According to a new survey released by PricewaterhouseCoopers Health Research Institute (HRI), the new health insurance marketplaces created by the Affordable Care Act are already giving insurers and tech companies alike an opportunity for innovation.
The success of the new healthcare law hinges upon consumers between the ages of 18 and 35 – the so-called young invincibles, who use relatively few medical services. Out of the target goal of 7 million in 2014, the federal government hopes to enroll 2.7 million young adults through the health insurance marketplaces when they open on Oct. 1.
The survey, released in mid-September, found that 25 percent of insurers offering plans on the state-run marketplaces are entering the individual market for the first time, a sign that competition may be fierce (and premium prices low). But even those who have long-standing histories in the industry are tapping into new ways to attract that younger, healthier, insurance-buying population.
The HRI survey reported that almost 90 percent of those surveyed between the ages of 18 and 24 said they would use social media tools for "health-related activities." As such, insurers are going mobile in order to target this group. HRI Managing Director Ceci Connolly compared insurers' new move to mobile applications to the rise of online banking. "No one goes to a teller anymore," she points out. "All sorts of customers are now demanding the same sort of speed and convenience in the health industry."
"They want to be able to e-mail their doctor and look up information right at their finger tips," she adds.
Connolly suggests that this trend will continue. "Consumers like comparison tools,"she says, but they also want to be able to access all of their healthcare information in the same place. In 2012, Aetna released CarePass, a tool that brings together 25 of its mobile health partners so that consumers may do just that. Since it launched, the app has been downloaded more than 100 million times. Another application pushed by Aetna, iTriage, allows consumers to find doctors; it's open to the public, but Aetna members can use it to find a doctor within their own networks.
The insurance start-up company, Oscar, has hired tech professionals from Microsoft, Tumblr, and the gaming company Vostu Ltd. to deliver a user-friendly experience when buying insurance. The company will sell plans on the New York exchange in 2014. "Members will be able to log into a personalized online account, type in their symptoms, click a button to speak directly with a doctor, and find in-person providers who are recommended by condition and cost," according to the PwC report.
Some insurance companies have tried more traditional routes. The Blue Cross Blue Shield Association, for example, has partnered with Walgreens to reach potential enrollees as they shop in any of the drug store's 8,000 outlets nationwide.
The survey points out that insurers will have to adjust to more than just a tech-savvy consumer base. The Young Invincibles tend to be a more positive, more environmentally-conscious generation, focusing on "wellness" as opposed to "medical care." Things such as "tangible rewards" like advertising free teeth-whitening with a dentist visit could push young enrollees to keep up with their health care.

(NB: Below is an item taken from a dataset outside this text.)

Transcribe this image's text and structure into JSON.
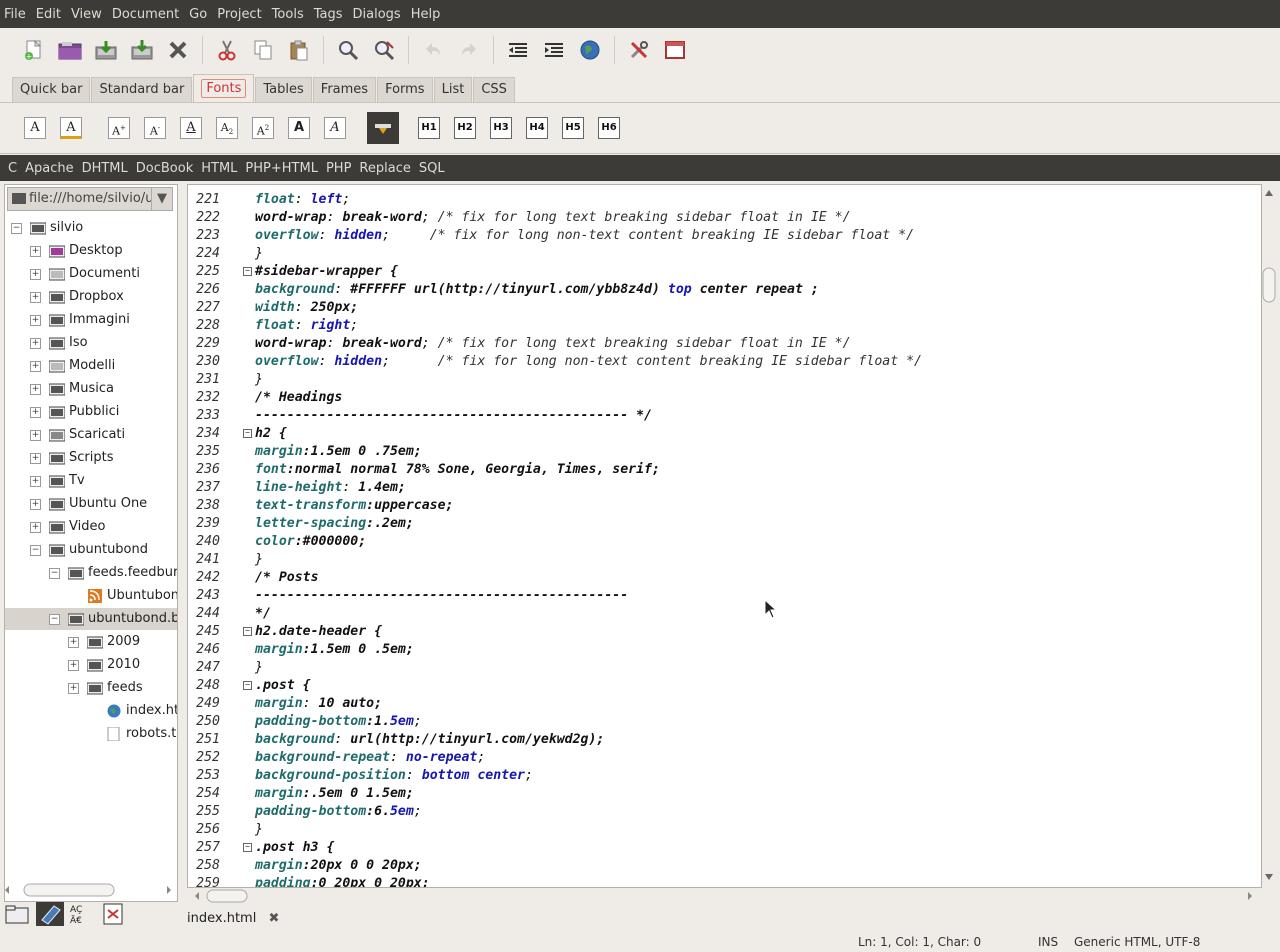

Other programs, like HumanVitality, encourage consumers to perform healthy behaviors in exchange for "Vitality Bucks" that can be used to shop for products on their website.
Though many providers will sell insurance both on and off the exchange, consumers must beware that in order to offer lower premiums, insurers have also reduced plan network sizes. The survey claims that Preferred Provider Organization (PPO) plans will limit in-network providers and may not include expensive hospitals or providers within exchange plans. For that reason, it is important for consumers to not only evaluate the price of a plan, but to also check with their providers to make sure they will still be in-network.